* _Dataset entries_

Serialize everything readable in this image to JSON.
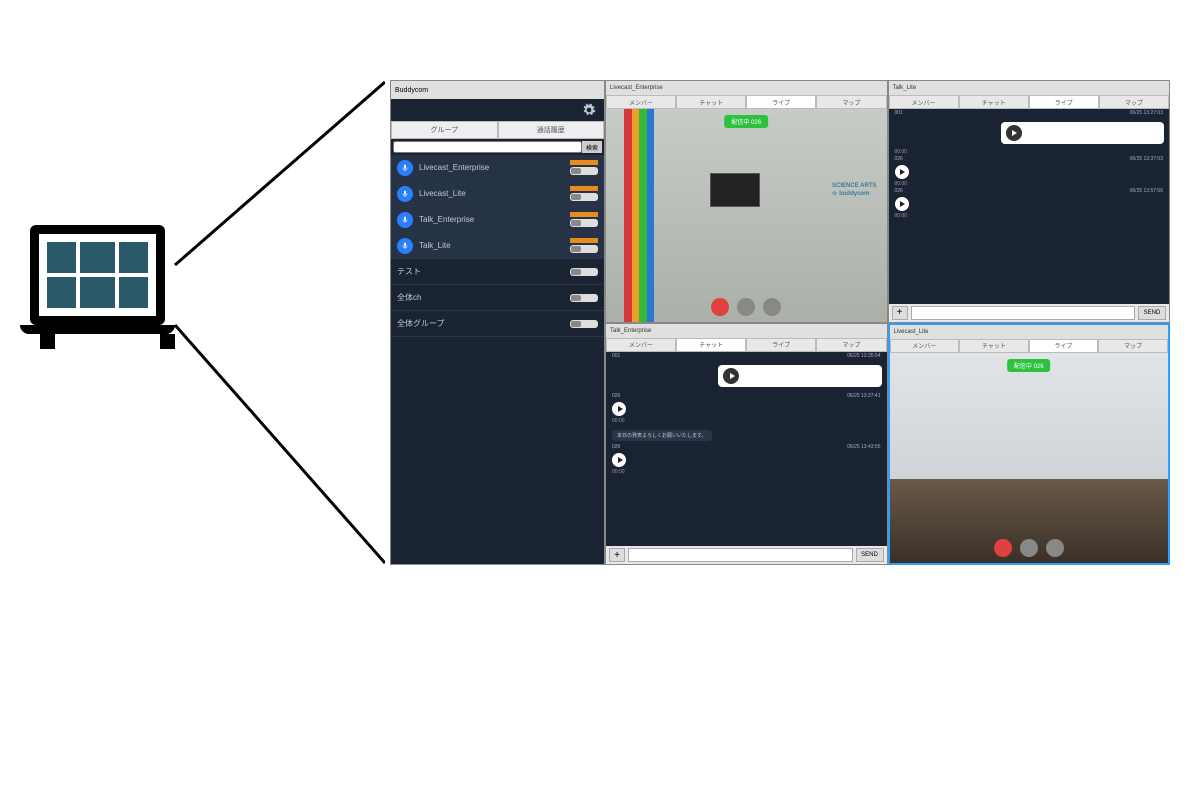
{
  "app_title": "Buddycom",
  "main_tabs": {
    "left": "グループ",
    "right": "通話履歴"
  },
  "search_btn": "検索",
  "groups": [
    {
      "label": "Livecast_Enterprise",
      "mic": true,
      "active": true
    },
    {
      "label": "Livecast_Lite",
      "mic": true,
      "active": true
    },
    {
      "label": "Talk_Enterprise",
      "mic": true,
      "active": true
    },
    {
      "label": "Talk_Lite",
      "mic": true,
      "active": true
    },
    {
      "label": "テスト",
      "mic": false,
      "active": false
    },
    {
      "label": "全体ch",
      "mic": false,
      "active": false
    },
    {
      "label": "全体グループ",
      "mic": false,
      "active": false
    }
  ],
  "panel_tabs": {
    "member": "メンバー",
    "chat": "チャット",
    "live": "ライブ",
    "map": "マップ"
  },
  "status_badge": "配信中 026",
  "send_btn": "SEND",
  "panels": {
    "tl": {
      "title": "Livecast_Enterprise",
      "logo_line1": "SCIENCE ARTS",
      "logo_line2": "☆ buddycom"
    },
    "tr": {
      "title": "Talk_Lite",
      "msgs": [
        {
          "id": "001",
          "ts": "06/25 13:27:03",
          "dur": "00:00",
          "card": true
        },
        {
          "id": "026",
          "ts": "06/25 13:37:03",
          "dur": "00:00",
          "card": false
        },
        {
          "id": "026",
          "ts": "06/25 13:57:56",
          "dur": "00:00",
          "card": false
        }
      ]
    },
    "bl": {
      "title": "Talk_Enterprise",
      "msgs": [
        {
          "id": "001",
          "ts": "06/25 13:35:54",
          "dur": "",
          "card": true
        },
        {
          "id": "026",
          "ts": "06/25 13:37:41",
          "dur": "00:00",
          "card": false
        },
        {
          "text": "本日の発表よろしくお願いいたします。"
        },
        {
          "id": "026",
          "ts": "06/25 13:43:55",
          "dur": "00:00",
          "card": false
        }
      ]
    },
    "br": {
      "title": "Livecast_Lite"
    }
  }
}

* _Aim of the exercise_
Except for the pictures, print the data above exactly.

* _Finished exercise_
Serialize everything readable in this image to JSON.
{
  "app_title": "Buddycom",
  "main_tabs": {
    "left": "グループ",
    "right": "通話履歴"
  },
  "search_btn": "検索",
  "groups": [
    {
      "label": "Livecast_Enterprise",
      "mic": true,
      "active": true
    },
    {
      "label": "Livecast_Lite",
      "mic": true,
      "active": true
    },
    {
      "label": "Talk_Enterprise",
      "mic": true,
      "active": true
    },
    {
      "label": "Talk_Lite",
      "mic": true,
      "active": true
    },
    {
      "label": "テスト",
      "mic": false,
      "active": false
    },
    {
      "label": "全体ch",
      "mic": false,
      "active": false
    },
    {
      "label": "全体グループ",
      "mic": false,
      "active": false
    }
  ],
  "panel_tabs": {
    "member": "メンバー",
    "chat": "チャット",
    "live": "ライブ",
    "map": "マップ"
  },
  "status_badge": "配信中 026",
  "send_btn": "SEND",
  "panels": {
    "tl": {
      "title": "Livecast_Enterprise",
      "logo_line1": "SCIENCE ARTS",
      "logo_line2": "☆ buddycom"
    },
    "tr": {
      "title": "Talk_Lite",
      "msgs": [
        {
          "id": "001",
          "ts": "06/25 13:27:03",
          "dur": "00:00",
          "card": true
        },
        {
          "id": "026",
          "ts": "06/25 13:37:03",
          "dur": "00:00",
          "card": false
        },
        {
          "id": "026",
          "ts": "06/25 13:57:56",
          "dur": "00:00",
          "card": false
        }
      ]
    },
    "bl": {
      "title": "Talk_Enterprise",
      "msgs": [
        {
          "id": "001",
          "ts": "06/25 13:35:54",
          "dur": "",
          "card": true
        },
        {
          "id": "026",
          "ts": "06/25 13:37:41",
          "dur": "00:00",
          "card": false
        },
        {
          "text": "本日の発表よろしくお願いいたします。"
        },
        {
          "id": "026",
          "ts": "06/25 13:43:55",
          "dur": "00:00",
          "card": false
        }
      ]
    },
    "br": {
      "title": "Livecast_Lite"
    }
  }
}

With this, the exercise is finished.